Skip to content

Can You File a Lawsuit if Your Loved One Is Declared “Legally Dead”?

Can You File a Lawsuit if Your Loved One Is Declared “Legally Dead”? Most legal determinations of death are made by medical professionals who pronounce death when specific criteria are met. However, the lines between clinical diagnoses and legal classifications can sometimes be fuzzy. While a health care professional makes a clinical diagnosis for medical purposes, clinical diagnoses can also be used to aid in legal classifications. For example, a person is declared clinically dead when blood circulation and breathing completely stops. For someone to be declared legally dead, however, resuscitation must not be possible. This means is that if someone were to flatline and then be brought back to life through CPR, they would only be considered clinically dead when their heart had stopped beating. However, if CPR was unsuccessful and the person was declared dead by a doctor, they would be legally dead.

The legal and medical communities in the US now use the term “brain death” as a legal definition of death. This allows a person to be declared legally dead even if life support equipment maintains the body’s metabolic processes. However, most countries, including the US, use the whole-brain criteria when declaring someone legally dead. Under the whole-brain death criteria, all brain functions, including the brainstem, must cease.

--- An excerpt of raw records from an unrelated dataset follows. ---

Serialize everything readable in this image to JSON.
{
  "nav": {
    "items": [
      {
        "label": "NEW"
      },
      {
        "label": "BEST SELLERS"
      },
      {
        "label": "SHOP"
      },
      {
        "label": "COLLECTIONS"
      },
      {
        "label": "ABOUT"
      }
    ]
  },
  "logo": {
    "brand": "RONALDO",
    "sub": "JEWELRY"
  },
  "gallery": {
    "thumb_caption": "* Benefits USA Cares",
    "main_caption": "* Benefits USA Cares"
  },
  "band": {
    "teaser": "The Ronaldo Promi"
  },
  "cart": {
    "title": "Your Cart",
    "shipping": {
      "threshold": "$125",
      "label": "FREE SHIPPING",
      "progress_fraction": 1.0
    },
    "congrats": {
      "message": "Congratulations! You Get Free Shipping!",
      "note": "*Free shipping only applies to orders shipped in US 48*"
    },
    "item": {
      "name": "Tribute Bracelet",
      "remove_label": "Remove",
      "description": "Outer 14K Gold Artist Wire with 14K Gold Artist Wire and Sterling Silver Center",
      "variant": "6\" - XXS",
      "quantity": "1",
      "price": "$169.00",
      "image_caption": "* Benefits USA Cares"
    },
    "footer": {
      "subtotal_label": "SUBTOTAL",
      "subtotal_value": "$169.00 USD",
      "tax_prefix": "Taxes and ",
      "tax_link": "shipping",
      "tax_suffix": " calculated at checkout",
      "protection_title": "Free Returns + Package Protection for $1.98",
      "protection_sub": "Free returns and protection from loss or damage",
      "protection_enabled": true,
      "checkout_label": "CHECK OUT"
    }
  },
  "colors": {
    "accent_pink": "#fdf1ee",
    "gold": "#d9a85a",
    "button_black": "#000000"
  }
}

Under GA Code § 31-10-16, “A person may be pronounced dead… if it is determined that the individual has sustained either (1) irreversible cessation of circulatory and respiratory function or (2) irreversible cessation of all functions of the entire brain, including the brain stem.” So one might think that, given Georgia’s own definition, a person who has suffered brain death should be considered legally dead. However, a hospital is not legally allowed to discontinue life-saving services without permission, even if they are the only thing keeping a patient alive. In other words, if your loved one is only alive because he or she is on a respirator, the hospital cannot remove him or her from the machine without your permission, or they could be sued for negligence (In re: Jane Doe, 262 Ga. 389, 418 SE2d 3 (1992). Instead, you would most likely have to file a personal injury claim instead.

What is brain death and how is it determined?

Brain death is the complete, permanent, and nonreversible loss of brain function and may include the cessation of the involuntary bodily functions necessary to sustain life. As codified under the Uniform Determination of Death Act and in all states, including Georgia and the District of Columbia, brain death means that there has been “irreversible cessation of all functions of the entire brain, including the brain stem.” This definition has been included in the medical and legal definition of death for nearly 40 years.

Brain death is not the same as a persistent vegetative state or coma, conditions in which the person remains alive, and some autonomic functions and brain and bodily activity persist. Brain death is also different from “lock-in syndrome.” Lock-in syndrome is a condition in which a patient is conscious but unable to move or communicate through speech because of complete paralysis of nearly all the body’s voluntary muscles, apart from eye movements and blinking. If doctors fail to order the necessary tests to determine whether a patient is aware of their condition and unable to communicate, they may be misdiagnosed as brain dead.


Brain death is generally determined during a neurological examination of a person with a beating heart but no signs of brain function. In the absence of factors known to produce reversible loss of brain function, ancillary testing is used to confirm that there is either no blood flow to the brain or no brain electrical activity. Unlike cardiopulmonary death, which could involve a decision not to resuscitate the heart, brain death is a determination made when the brain biologically cannot be resuscitated.

Wrongful death lawsuits – the basics

Under Georgia law, a family member is eligible to file a wrongful death lawsuit on behalf of a deceased loved one if the death resulted from a “homicide,” which the state defines as death resulting from:

A wrongful death action can be filed by a surviving spouse, a child (in the absence of a surviving spouse), or a parent (in the absence of a surviving spouse or child). If there is no surviving spouse, child, or parent, the administrator or executor of the decedent may bring an action for wrongful death and the recovery will be held for the benefit of the decedent’s next of kin. If the lawsuit is fruitful, the plaintiff can recover the “full value of the life of the decedent.”

Has your loved one been declared legally dead, but you do not understand your legal rights regarding a wrongful death lawsuit? The experienced Georgia wrongful death attorneys at Harris Lowry Manton LLP are prepared to help. Call us in Atlanta at 404-998-8847, in Savannah at 912-417-3774, or fill out our contact page to arrange a free initial consultation today.

Scroll To Top